Google’s Tag Assistant plugin is an indispensable tool for troubleshooting various Google tags like Google Analytics, Google AdWords, and Google Tag Manager; just install and navigate to your site to enable checks for nearly 300 possible issues. This post will describe how to fix of one of the most common issues reported by this plugin: “Same web property ID is tracked twice.”
Same web property ID is tracked twice simply means that you have the Google Analytics tracking script on your page more than once, with the same tracking ID. This means every page load fires off two or more instances of the GA code, and will cause metrics like page views and bounce rate to be incorrect. Where are these multiple tracking scripts coming from? Read on:
#1. TRACKING CODE ON PAGE AND WITHIN GOOGLE TAG MANAGER
Google Analytics provides a tracking code script that can be directly entered onto your website. Alternately, you can fire Google Analytics from within Google Tag Manager. Google Tag Manager is a container for other tags, so you should only use one of these implementation methods, not both.
To check if you’re using GA and GA-from-within-GTM at the same time, it’s best to install another Chrome add-on, the Google Analytics Debugger. Once it’s installed, do the following:
- Click the add-on icon in the Chrome toolbar to ensure that it says “GA Debug: ON”
- Navigate to your site
- Open Developer Tools in Chrome (Press F12 on Windows or Cmd + Opt + I on Mac), and click the Console tab
- [optional] Type “pageview” into the filter bar at the top. This isn’t necessary, but it makes the output easier to read
- Check for multiple versions of the “send pageview” call to Google Analytics, with and without the “gtm” preface.
- If you see multiple calls with the same UA number, with and without the “gtm” preface, it means you have implemented GA both directly on the page and through GTM.

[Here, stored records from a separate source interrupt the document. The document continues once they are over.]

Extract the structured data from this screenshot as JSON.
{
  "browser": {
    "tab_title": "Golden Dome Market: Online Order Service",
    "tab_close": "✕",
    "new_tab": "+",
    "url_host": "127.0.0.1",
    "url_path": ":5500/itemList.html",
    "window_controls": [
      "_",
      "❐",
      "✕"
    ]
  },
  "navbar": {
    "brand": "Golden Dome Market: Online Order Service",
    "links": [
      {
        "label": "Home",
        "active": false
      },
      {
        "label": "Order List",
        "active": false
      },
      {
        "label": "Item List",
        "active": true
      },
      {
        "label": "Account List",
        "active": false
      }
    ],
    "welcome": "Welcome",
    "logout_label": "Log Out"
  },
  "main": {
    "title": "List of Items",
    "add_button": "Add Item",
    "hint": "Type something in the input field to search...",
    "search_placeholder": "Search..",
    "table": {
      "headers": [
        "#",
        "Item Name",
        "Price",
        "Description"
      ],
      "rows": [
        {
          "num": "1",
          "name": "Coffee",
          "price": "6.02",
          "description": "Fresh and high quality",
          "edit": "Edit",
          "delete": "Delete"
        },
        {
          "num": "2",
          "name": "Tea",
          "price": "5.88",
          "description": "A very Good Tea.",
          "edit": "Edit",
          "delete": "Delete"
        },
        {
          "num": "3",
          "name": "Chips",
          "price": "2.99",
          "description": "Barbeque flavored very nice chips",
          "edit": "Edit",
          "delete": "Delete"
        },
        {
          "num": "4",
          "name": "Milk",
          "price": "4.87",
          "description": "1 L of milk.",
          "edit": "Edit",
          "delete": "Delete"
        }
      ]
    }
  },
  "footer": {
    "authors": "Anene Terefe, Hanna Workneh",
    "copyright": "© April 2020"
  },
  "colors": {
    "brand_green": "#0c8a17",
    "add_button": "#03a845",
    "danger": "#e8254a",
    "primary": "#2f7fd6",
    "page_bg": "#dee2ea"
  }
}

- Remove one of these versions so that you are only firing GA from a single location.
#2. TRACKING CODE ON PAGE AND FROM WORDPRESS PLUGIN
WordPress enables you to install Google Analytics tracking in many ways. The method from #1 can be a starting point to verify if you have multiple instances of the tracking code, but it won’t necessarily identify where this code is being fired from. To check this you will need to review each place where GA code can be inserted using WordPress:
a) Google Analytics plugins. In WordPress, navigate to Plugins > Installed Plugins and see if there are any Google Analytics plugins in the list.
b) Google Tag Manager plugins. As above, navigate to Plugins > Installed Plugins and see if there are any Google Tag Manager plugins in the list. If so, check the settings or log into your Tag Manager account to look for a GA tag.
c) directly in of the theme templates (usually located at Appearance > Editor > header.php). Open up your theme’s files and search for GA or GTM code to see if it has been directly inserted here.
d) a custom option within a theme. Some themes have an option to directly enter a GA ID. Review your theme’s settings to see if this is the case.
#3. OLD AND NEW GA TRACKING CODE SCRIPTS AT THE SAME TIME
Google Analytics regularly releases new versions of the tracking code, from Urchin (urchin.js) to Classic (ga.js) to Universal (analytics.js) to the new Global Site Tag (gtag.js). When the new tracking code is released, many users update their websites with the new version, neglecting to remove the old version first.
If you’re using different versions of the same code, Google’s Tag Assistant plugin will show all versions like this:
If you see more than one Google Analytics tag listed here, with identical UA IDs, that means you have multiple tags firing. To find out the version, you can click on the item to view metadata on whether the Code Version/Syntax is Universal or Asynchronous.
Remove all but one of the versions if you have this problem. Typically you should leave the version served through a tag manager, or the most recent version (currently gtag.js).
If you’re still not sure where these extra tracking scripts are coming from, there’s another option to try.
- Open Developer Tools in Chrome (Press F12 on Windows or Cmd + Opt + I on Mac)
- click Ctrl+Shift+F
- In the search box that appears, type in your UA tracking ID.
- In the bottom panel, a list of code snippets containing this tracking ID will appear. You can click each one to be taken to the location in your code. It won’t necessarily surface all your GA code if it’s bundled into another container, but it may help.In this example, I first loaded a Google Analytics plugin onto my site, then found it by searching as described here.